ACTION ITEM ::
Search the records for the word "調整役に向く" and copy each line in which it appears.

[Data records for software interfaces]
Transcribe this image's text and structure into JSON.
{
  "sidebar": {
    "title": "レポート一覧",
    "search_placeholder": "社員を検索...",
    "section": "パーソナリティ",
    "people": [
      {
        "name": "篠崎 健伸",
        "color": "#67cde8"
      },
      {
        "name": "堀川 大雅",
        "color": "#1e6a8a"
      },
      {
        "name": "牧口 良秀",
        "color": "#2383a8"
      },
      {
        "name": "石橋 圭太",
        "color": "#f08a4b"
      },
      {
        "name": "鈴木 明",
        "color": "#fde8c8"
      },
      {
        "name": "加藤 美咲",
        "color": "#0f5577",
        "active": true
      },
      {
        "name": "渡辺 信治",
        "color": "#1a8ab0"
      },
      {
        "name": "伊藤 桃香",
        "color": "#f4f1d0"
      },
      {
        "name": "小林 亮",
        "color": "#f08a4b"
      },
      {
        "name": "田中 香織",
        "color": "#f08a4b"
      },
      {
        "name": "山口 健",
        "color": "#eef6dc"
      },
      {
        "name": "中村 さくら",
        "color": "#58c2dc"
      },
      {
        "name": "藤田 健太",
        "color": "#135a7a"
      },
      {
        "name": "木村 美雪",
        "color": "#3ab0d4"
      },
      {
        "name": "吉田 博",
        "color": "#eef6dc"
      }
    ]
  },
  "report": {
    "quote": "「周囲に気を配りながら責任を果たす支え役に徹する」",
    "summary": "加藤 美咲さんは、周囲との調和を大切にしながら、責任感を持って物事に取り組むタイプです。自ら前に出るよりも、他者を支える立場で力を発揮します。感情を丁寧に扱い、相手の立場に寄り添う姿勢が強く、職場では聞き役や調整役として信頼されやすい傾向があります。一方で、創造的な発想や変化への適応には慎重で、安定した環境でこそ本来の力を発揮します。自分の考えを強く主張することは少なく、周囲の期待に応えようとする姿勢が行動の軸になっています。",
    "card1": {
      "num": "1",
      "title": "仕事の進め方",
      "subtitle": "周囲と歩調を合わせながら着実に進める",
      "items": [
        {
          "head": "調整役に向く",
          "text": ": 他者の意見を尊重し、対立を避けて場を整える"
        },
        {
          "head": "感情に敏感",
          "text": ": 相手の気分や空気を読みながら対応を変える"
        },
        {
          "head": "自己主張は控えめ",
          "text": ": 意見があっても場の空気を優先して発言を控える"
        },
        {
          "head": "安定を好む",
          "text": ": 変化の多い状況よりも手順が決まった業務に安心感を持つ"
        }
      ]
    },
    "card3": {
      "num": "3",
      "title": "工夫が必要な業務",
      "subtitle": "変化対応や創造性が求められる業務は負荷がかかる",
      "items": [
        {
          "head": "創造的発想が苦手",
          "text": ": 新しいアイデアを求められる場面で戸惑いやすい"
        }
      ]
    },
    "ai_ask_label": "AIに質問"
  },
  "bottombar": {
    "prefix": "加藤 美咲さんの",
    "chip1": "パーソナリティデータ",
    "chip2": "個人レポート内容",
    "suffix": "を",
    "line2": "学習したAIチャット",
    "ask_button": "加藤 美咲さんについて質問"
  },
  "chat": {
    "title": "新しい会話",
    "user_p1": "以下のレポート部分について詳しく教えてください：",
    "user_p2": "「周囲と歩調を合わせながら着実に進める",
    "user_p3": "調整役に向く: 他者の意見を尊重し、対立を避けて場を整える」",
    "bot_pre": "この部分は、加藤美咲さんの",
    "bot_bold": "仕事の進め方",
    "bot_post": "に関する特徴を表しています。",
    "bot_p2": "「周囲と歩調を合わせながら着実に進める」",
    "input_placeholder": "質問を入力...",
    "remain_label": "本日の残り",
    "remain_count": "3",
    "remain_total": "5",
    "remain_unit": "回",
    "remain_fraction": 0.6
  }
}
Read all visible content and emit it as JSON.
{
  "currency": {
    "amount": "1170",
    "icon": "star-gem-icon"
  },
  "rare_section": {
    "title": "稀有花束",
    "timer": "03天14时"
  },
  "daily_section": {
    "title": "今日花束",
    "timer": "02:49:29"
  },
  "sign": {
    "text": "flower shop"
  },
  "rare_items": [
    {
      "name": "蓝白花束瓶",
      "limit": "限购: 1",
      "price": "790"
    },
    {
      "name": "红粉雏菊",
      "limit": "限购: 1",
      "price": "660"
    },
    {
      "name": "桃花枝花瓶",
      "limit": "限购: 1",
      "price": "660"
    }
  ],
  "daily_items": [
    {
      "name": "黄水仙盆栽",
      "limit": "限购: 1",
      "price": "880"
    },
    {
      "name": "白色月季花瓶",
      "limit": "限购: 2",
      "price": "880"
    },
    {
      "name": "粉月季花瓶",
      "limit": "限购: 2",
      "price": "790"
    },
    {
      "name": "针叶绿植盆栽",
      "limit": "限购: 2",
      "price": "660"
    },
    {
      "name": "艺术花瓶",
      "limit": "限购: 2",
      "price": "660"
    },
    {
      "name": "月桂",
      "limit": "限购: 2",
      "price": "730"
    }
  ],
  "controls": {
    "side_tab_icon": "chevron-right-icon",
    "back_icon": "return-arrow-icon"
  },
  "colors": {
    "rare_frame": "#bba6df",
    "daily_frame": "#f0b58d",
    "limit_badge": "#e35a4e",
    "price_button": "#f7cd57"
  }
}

RESULT OF THIS EXERCISE ::
          "head": "調整役に向く",
    "user_p3": "調整役に向く: 他者の意見を尊重し、対立を避けて場を整える」",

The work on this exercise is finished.